- a conductor (e.g. wire)
- a power source (e.g. wall outlet or battery)
- a resistor (e.g. light bulb or motor).
The conductor runs a circular path from the power source, through the resistor, and back to the power source. The power source moves the existing electrons in the conductor around the circuit. This is called a current. Electrons move through a wire from the negative end to the positive end. The resistor uses the energy of the electrons around the wire and slows down the flow of electrons.
A battery is one way to generate electric current. Inside the battery, chemical reactions take place. One reaction (at the negative end of the battery) creates loose electrons; the other (at the positive end) uses them up. To recharge the battery, the chemical reactions must be reversed to move the electrons in the opposite direction.
In this activity:
- students are the electrons
- energy provided by the battery is represented by smarties.
- current is the amount of charge (electrons) moving in the circuit per unit time, measured in amperes.
In order to increase the electrical current, we must speed up the movement of electrons; we do this in the model by adding extra energy in the form of extra smarties.
Students will feel warmer as they speed up, which mimics what takes place along a wire in a real circuit. This physical reaction can be used to build in a safety feature in a circuit: if there is a sudden surge of charge and the wire heats up to a certain temperature, a wire could melt, stopping the current.

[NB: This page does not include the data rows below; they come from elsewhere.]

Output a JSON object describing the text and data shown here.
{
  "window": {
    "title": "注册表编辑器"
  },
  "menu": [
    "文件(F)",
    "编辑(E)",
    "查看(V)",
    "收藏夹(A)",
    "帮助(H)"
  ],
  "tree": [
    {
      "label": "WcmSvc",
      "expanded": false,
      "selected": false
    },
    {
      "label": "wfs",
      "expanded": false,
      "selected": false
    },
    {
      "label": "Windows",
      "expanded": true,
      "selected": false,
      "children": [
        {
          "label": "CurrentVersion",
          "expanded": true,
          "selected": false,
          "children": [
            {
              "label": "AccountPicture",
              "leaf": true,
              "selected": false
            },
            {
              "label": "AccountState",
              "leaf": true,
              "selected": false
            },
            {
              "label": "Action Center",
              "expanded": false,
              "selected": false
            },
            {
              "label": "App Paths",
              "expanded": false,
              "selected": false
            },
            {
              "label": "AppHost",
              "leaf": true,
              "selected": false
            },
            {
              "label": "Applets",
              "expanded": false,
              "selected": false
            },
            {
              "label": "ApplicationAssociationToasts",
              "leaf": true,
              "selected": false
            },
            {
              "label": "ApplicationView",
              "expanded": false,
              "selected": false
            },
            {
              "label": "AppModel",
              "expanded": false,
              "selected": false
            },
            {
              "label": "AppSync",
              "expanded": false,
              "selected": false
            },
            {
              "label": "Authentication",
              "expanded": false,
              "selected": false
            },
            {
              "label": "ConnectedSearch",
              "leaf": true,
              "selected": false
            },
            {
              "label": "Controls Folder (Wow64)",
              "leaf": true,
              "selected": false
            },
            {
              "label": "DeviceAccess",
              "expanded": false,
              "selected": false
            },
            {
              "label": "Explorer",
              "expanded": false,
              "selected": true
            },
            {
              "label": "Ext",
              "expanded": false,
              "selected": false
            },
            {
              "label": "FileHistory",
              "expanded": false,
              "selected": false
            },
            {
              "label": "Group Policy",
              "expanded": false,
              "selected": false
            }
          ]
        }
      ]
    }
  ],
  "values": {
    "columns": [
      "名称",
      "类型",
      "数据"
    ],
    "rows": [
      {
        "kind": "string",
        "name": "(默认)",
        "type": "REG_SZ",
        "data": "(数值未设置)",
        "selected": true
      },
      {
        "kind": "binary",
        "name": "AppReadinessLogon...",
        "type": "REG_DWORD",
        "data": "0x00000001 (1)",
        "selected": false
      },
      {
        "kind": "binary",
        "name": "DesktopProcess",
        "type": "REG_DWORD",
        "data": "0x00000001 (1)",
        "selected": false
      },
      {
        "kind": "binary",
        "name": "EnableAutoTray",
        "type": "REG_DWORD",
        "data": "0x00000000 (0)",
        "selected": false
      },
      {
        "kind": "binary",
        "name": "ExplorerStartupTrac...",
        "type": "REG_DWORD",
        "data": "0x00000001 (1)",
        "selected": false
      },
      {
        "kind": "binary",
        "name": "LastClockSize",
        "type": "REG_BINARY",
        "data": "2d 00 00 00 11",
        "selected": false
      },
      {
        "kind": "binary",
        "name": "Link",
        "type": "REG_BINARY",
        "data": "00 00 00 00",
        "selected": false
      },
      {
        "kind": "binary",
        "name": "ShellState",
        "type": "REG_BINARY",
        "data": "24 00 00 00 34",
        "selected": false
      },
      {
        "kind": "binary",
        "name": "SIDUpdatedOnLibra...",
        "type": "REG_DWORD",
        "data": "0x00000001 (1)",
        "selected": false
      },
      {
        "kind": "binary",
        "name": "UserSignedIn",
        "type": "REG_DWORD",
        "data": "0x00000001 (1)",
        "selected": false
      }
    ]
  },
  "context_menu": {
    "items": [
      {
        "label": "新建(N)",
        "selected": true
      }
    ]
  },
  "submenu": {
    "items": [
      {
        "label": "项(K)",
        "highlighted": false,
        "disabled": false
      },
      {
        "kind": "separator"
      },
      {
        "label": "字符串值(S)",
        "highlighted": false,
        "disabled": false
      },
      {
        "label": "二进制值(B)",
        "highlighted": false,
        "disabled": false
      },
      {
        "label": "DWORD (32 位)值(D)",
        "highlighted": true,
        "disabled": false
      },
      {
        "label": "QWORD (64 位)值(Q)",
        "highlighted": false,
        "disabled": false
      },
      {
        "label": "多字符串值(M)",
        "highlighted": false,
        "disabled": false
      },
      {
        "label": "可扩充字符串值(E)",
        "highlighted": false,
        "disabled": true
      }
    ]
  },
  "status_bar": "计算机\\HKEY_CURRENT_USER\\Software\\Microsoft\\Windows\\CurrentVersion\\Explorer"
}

This is basically how a fuse works.
A fuse uses a metal wire that melts at a certain temperature, corresponding to the pre-determined limit for the circuit.